## EXERCISE:
All records that follow are to be copied exactly, with images omitted.

(Beginning of PROVIDED MATERIAL)

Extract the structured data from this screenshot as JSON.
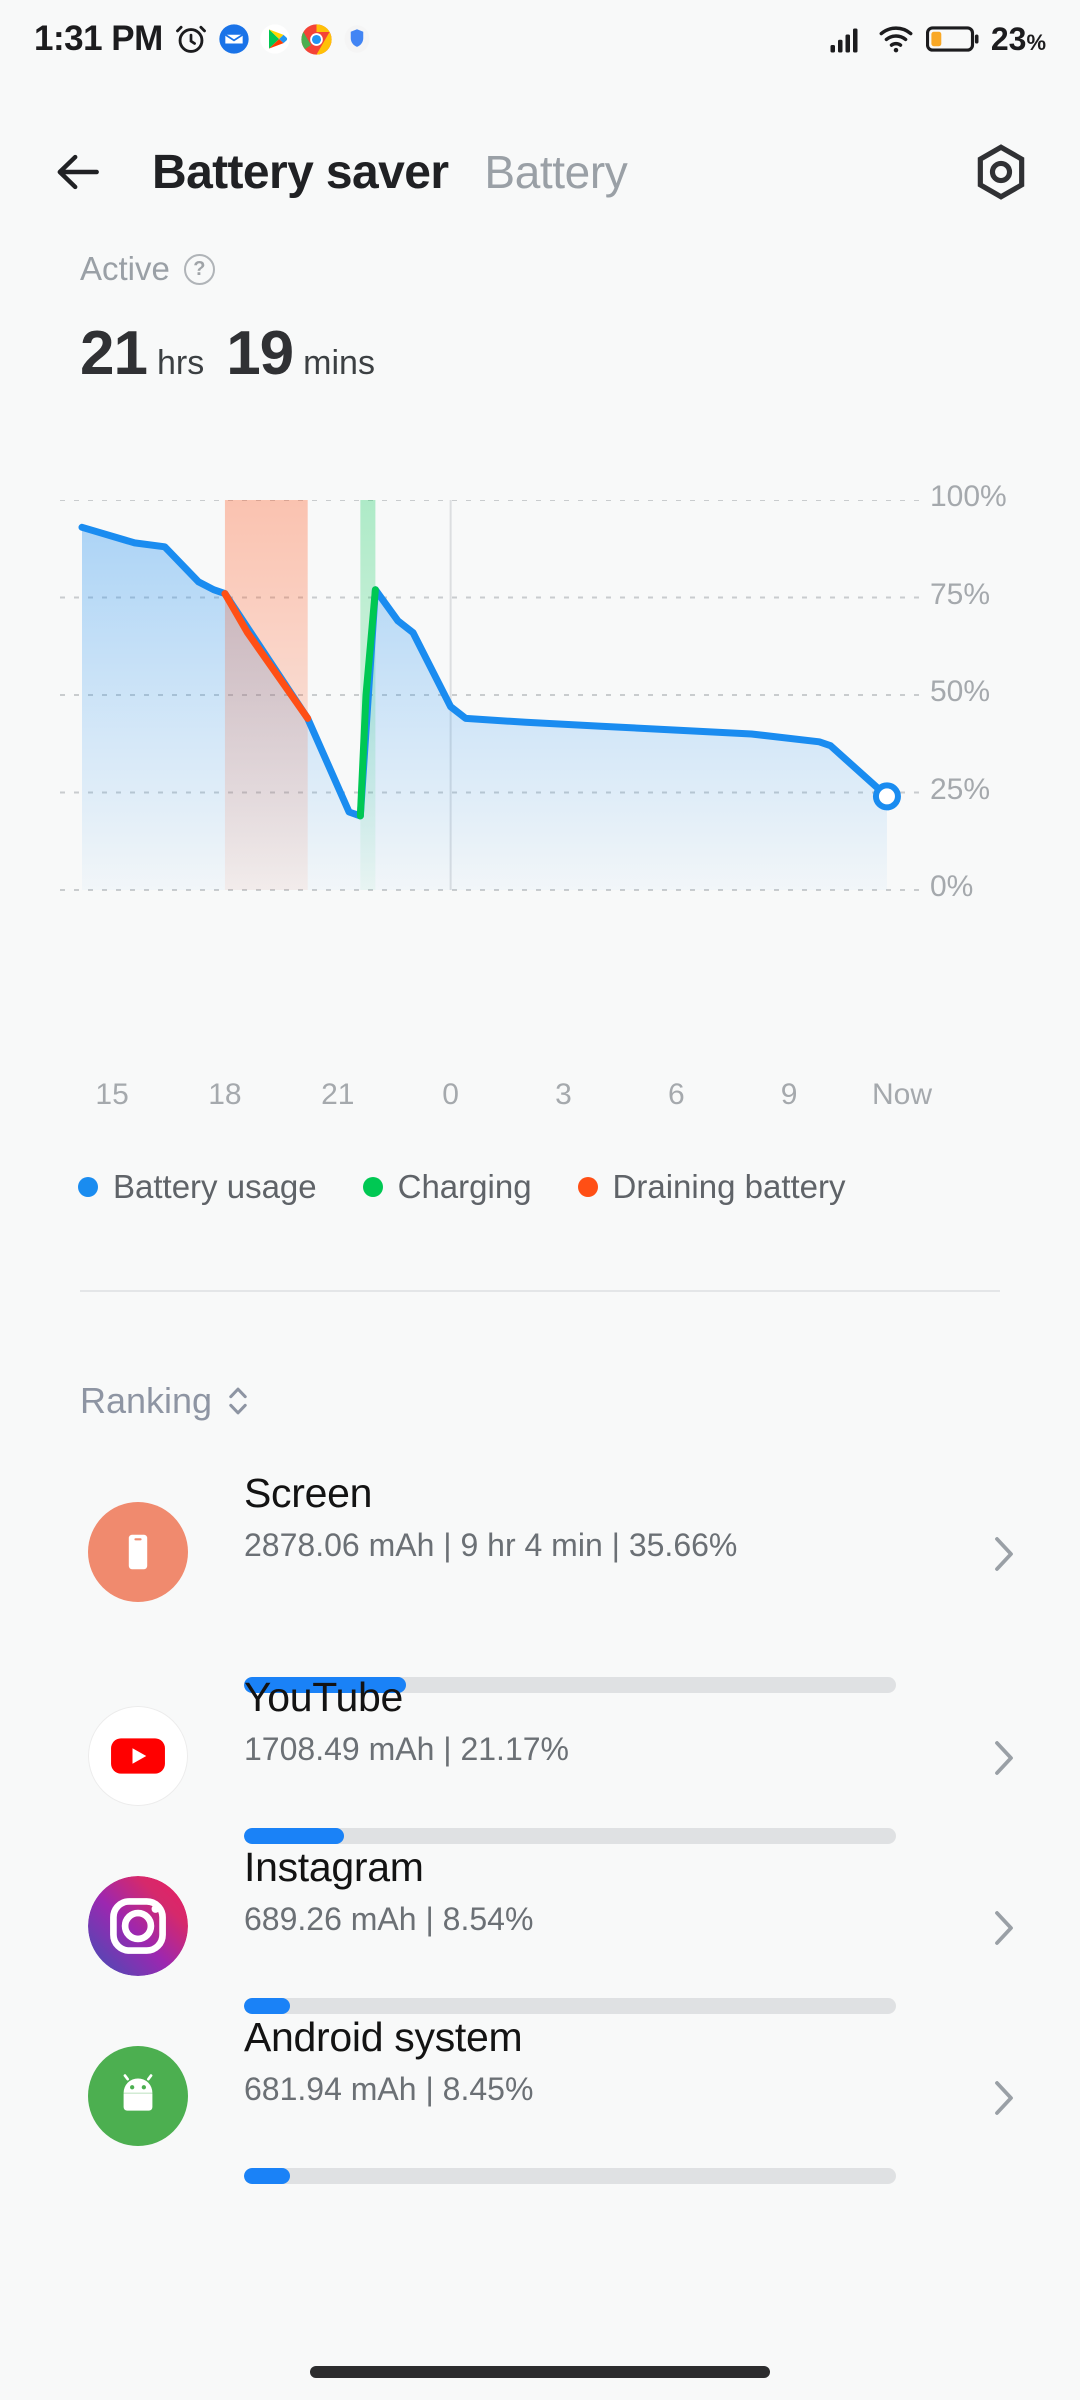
{
  "status_bar": {
    "time": "1:31 PM",
    "left_icons": [
      "alarm-icon",
      "gmail-icon",
      "play-store-icon",
      "chrome-icon",
      "security-shield-icon"
    ],
    "signal_icon": "cellular-signal-icon",
    "wifi_icon": "wifi-icon",
    "battery_icon": "battery-low-icon",
    "battery_percent": "23",
    "battery_percent_unit": "%"
  },
  "header": {
    "back_icon": "back-arrow-icon",
    "title": "Battery saver",
    "alt_tab": "Battery",
    "settings_icon": "settings-hex-icon"
  },
  "summary": {
    "status_label": "Active",
    "help_icon": "help-question-icon",
    "hours_value": "21",
    "hours_unit": "hrs",
    "mins_value": "19",
    "mins_unit": "mins"
  },
  "colors": {
    "usage_blue": "#1a8cf0",
    "charging_green": "#00c853",
    "draining_orange": "#ff4f15",
    "progress_blue": "#1a82f7",
    "track_gray": "#dfe1e3",
    "background": "#f8f9f9"
  },
  "chart_data": {
    "type": "line",
    "title": "",
    "xlabel": "",
    "ylabel": "",
    "ylim": [
      0,
      100
    ],
    "grid": true,
    "legend_position": "below",
    "y_ticks": [
      "100%",
      "75%",
      "50%",
      "25%",
      "0%"
    ],
    "y_tick_values": [
      100,
      75,
      50,
      25,
      0
    ],
    "x_ticks": [
      "15",
      "18",
      "21",
      "0",
      "3",
      "6",
      "9",
      "Now"
    ],
    "x_tick_values": [
      15,
      18,
      21,
      24,
      27,
      30,
      33,
      36
    ],
    "series": [
      {
        "name": "Battery usage",
        "color": "#1a8cf0",
        "points": [
          [
            14.2,
            93
          ],
          [
            15.6,
            89
          ],
          [
            16.4,
            88
          ],
          [
            17.3,
            79
          ],
          [
            17.7,
            77
          ],
          [
            18.0,
            76
          ],
          [
            20.2,
            44
          ],
          [
            21.3,
            20
          ],
          [
            21.6,
            19
          ],
          [
            22.0,
            77
          ],
          [
            22.6,
            69
          ],
          [
            23.0,
            66
          ],
          [
            24.0,
            47
          ],
          [
            24.4,
            44
          ],
          [
            26.0,
            43
          ],
          [
            28.0,
            42
          ],
          [
            30.0,
            41
          ],
          [
            32.0,
            40
          ],
          [
            33.8,
            38
          ],
          [
            34.1,
            37
          ],
          [
            35.6,
            24
          ]
        ]
      },
      {
        "name": "Charging",
        "color": "#00c853",
        "points": [
          [
            21.6,
            19
          ],
          [
            21.75,
            50
          ],
          [
            22.0,
            77
          ]
        ]
      },
      {
        "name": "Draining battery",
        "color": "#ff4f15",
        "points": [
          [
            18.0,
            76
          ],
          [
            18.6,
            66
          ],
          [
            20.2,
            44
          ]
        ]
      }
    ],
    "current_point": {
      "x": 35.6,
      "y": 24,
      "marker": "hollow-circle"
    },
    "bands": [
      {
        "type": "draining",
        "color": "#ff4f15",
        "x_start": 18.0,
        "x_end": 20.2
      },
      {
        "type": "charging",
        "color": "#00c853",
        "x_start": 21.6,
        "x_end": 22.0
      }
    ]
  },
  "legend": [
    {
      "label": "Battery usage",
      "color": "#1a8cf0"
    },
    {
      "label": "Charging",
      "color": "#00c853"
    },
    {
      "label": "Draining battery",
      "color": "#ff4f15"
    }
  ],
  "ranking": {
    "label": "Ranking",
    "sort_icon": "sort-updown-icon"
  },
  "apps": [
    {
      "name": "Screen",
      "meta": "2878.06 mAh | 9 hr 4 min  |  35.66%",
      "mah": "2878.06",
      "duration": "9 hr 4 min",
      "percent": "35.66%",
      "percent_value": 35.66,
      "icon": "screen-phone-icon",
      "icon_bg": "#f08a6e",
      "chevron": "chevron-right-icon"
    },
    {
      "name": "YouTube",
      "meta": "1708.49 mAh | 21.17%",
      "mah": "1708.49",
      "duration": "",
      "percent": "21.17%",
      "percent_value": 21.17,
      "icon": "youtube-icon",
      "icon_bg": "#ffffff",
      "chevron": "chevron-right-icon"
    },
    {
      "name": "Instagram",
      "meta": "689.26 mAh | 8.54%",
      "mah": "689.26",
      "duration": "",
      "percent": "8.54%",
      "percent_value": 8.54,
      "icon": "instagram-icon",
      "icon_bg": "#c13584",
      "chevron": "chevron-right-icon"
    },
    {
      "name": "Android system",
      "meta": "681.94 mAh | 8.45%",
      "mah": "681.94",
      "duration": "",
      "percent": "8.45%",
      "percent_value": 8.45,
      "icon": "android-robot-icon",
      "icon_bg": "#4caf50",
      "chevron": "chevron-right-icon"
    }
  ]
}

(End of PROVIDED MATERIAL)

## TASK RESULT:
Extract the structured data from this screenshot as JSON.
{
  "status_bar": {
    "time": "1:31 PM",
    "left_icons": [
      "alarm-icon",
      "gmail-icon",
      "play-store-icon",
      "chrome-icon",
      "security-shield-icon"
    ],
    "signal_icon": "cellular-signal-icon",
    "wifi_icon": "wifi-icon",
    "battery_icon": "battery-low-icon",
    "battery_percent": "23",
    "battery_percent_unit": "%"
  },
  "header": {
    "back_icon": "back-arrow-icon",
    "title": "Battery saver",
    "alt_tab": "Battery",
    "settings_icon": "settings-hex-icon"
  },
  "summary": {
    "status_label": "Active",
    "help_icon": "help-question-icon",
    "hours_value": "21",
    "hours_unit": "hrs",
    "mins_value": "19",
    "mins_unit": "mins"
  },
  "colors": {
    "usage_blue": "#1a8cf0",
    "charging_green": "#00c853",
    "draining_orange": "#ff4f15",
    "progress_blue": "#1a82f7",
    "track_gray": "#dfe1e3",
    "background": "#f8f9f9"
  },
  "chart_data": {
    "type": "line",
    "title": "",
    "xlabel": "",
    "ylabel": "",
    "ylim": [
      0,
      100
    ],
    "grid": true,
    "legend_position": "below",
    "y_ticks": [
      "100%",
      "75%",
      "50%",
      "25%",
      "0%"
    ],
    "y_tick_values": [
      100,
      75,
      50,
      25,
      0
    ],
    "x_ticks": [
      "15",
      "18",
      "21",
      "0",
      "3",
      "6",
      "9",
      "Now"
    ],
    "x_tick_values": [
      15,
      18,
      21,
      24,
      27,
      30,
      33,
      36
    ],
    "series": [
      {
        "name": "Battery usage",
        "color": "#1a8cf0",
        "points": [
          [
            14.2,
            93
          ],
          [
            15.6,
            89
          ],
          [
            16.4,
            88
          ],
          [
            17.3,
            79
          ],
          [
            17.7,
            77
          ],
          [
            18.0,
            76
          ],
          [
            20.2,
            44
          ],
          [
            21.3,
            20
          ],
          [
            21.6,
            19
          ],
          [
            22.0,
            77
          ],
          [
            22.6,
            69
          ],
          [
            23.0,
            66
          ],
          [
            24.0,
            47
          ],
          [
            24.4,
            44
          ],
          [
            26.0,
            43
          ],
          [
            28.0,
            42
          ],
          [
            30.0,
            41
          ],
          [
            32.0,
            40
          ],
          [
            33.8,
            38
          ],
          [
            34.1,
            37
          ],
          [
            35.6,
            24
          ]
        ]
      },
      {
        "name": "Charging",
        "color": "#00c853",
        "points": [
          [
            21.6,
            19
          ],
          [
            21.75,
            50
          ],
          [
            22.0,
            77
          ]
        ]
      },
      {
        "name": "Draining battery",
        "color": "#ff4f15",
        "points": [
          [
            18.0,
            76
          ],
          [
            18.6,
            66
          ],
          [
            20.2,
            44
          ]
        ]
      }
    ],
    "current_point": {
      "x": 35.6,
      "y": 24,
      "marker": "hollow-circle"
    },
    "bands": [
      {
        "type": "draining",
        "color": "#ff4f15",
        "x_start": 18.0,
        "x_end": 20.2
      },
      {
        "type": "charging",
        "color": "#00c853",
        "x_start": 21.6,
        "x_end": 22.0
      }
    ]
  },
  "legend": [
    {
      "label": "Battery usage",
      "color": "#1a8cf0"
    },
    {
      "label": "Charging",
      "color": "#00c853"
    },
    {
      "label": "Draining battery",
      "color": "#ff4f15"
    }
  ],
  "ranking": {
    "label": "Ranking",
    "sort_icon": "sort-updown-icon"
  },
  "apps": [
    {
      "name": "Screen",
      "meta": "2878.06 mAh | 9 hr 4 min  |  35.66%",
      "mah": "2878.06",
      "duration": "9 hr 4 min",
      "percent": "35.66%",
      "percent_value": 35.66,
      "icon": "screen-phone-icon",
      "icon_bg": "#f08a6e",
      "chevron": "chevron-right-icon"
    },
    {
      "name": "YouTube",
      "meta": "1708.49 mAh | 21.17%",
      "mah": "1708.49",
      "duration": "",
      "percent": "21.17%",
      "percent_value": 21.17,
      "icon": "youtube-icon",
      "icon_bg": "#ffffff",
      "chevron": "chevron-right-icon"
    },
    {
      "name": "Instagram",
      "meta": "689.26 mAh | 8.54%",
      "mah": "689.26",
      "duration": "",
      "percent": "8.54%",
      "percent_value": 8.54,
      "icon": "instagram-icon",
      "icon_bg": "#c13584",
      "chevron": "chevron-right-icon"
    },
    {
      "name": "Android system",
      "meta": "681.94 mAh | 8.45%",
      "mah": "681.94",
      "duration": "",
      "percent": "8.45%",
      "percent_value": 8.45,
      "icon": "android-robot-icon",
      "icon_bg": "#4caf50",
      "chevron": "chevron-right-icon"
    }
  ]
}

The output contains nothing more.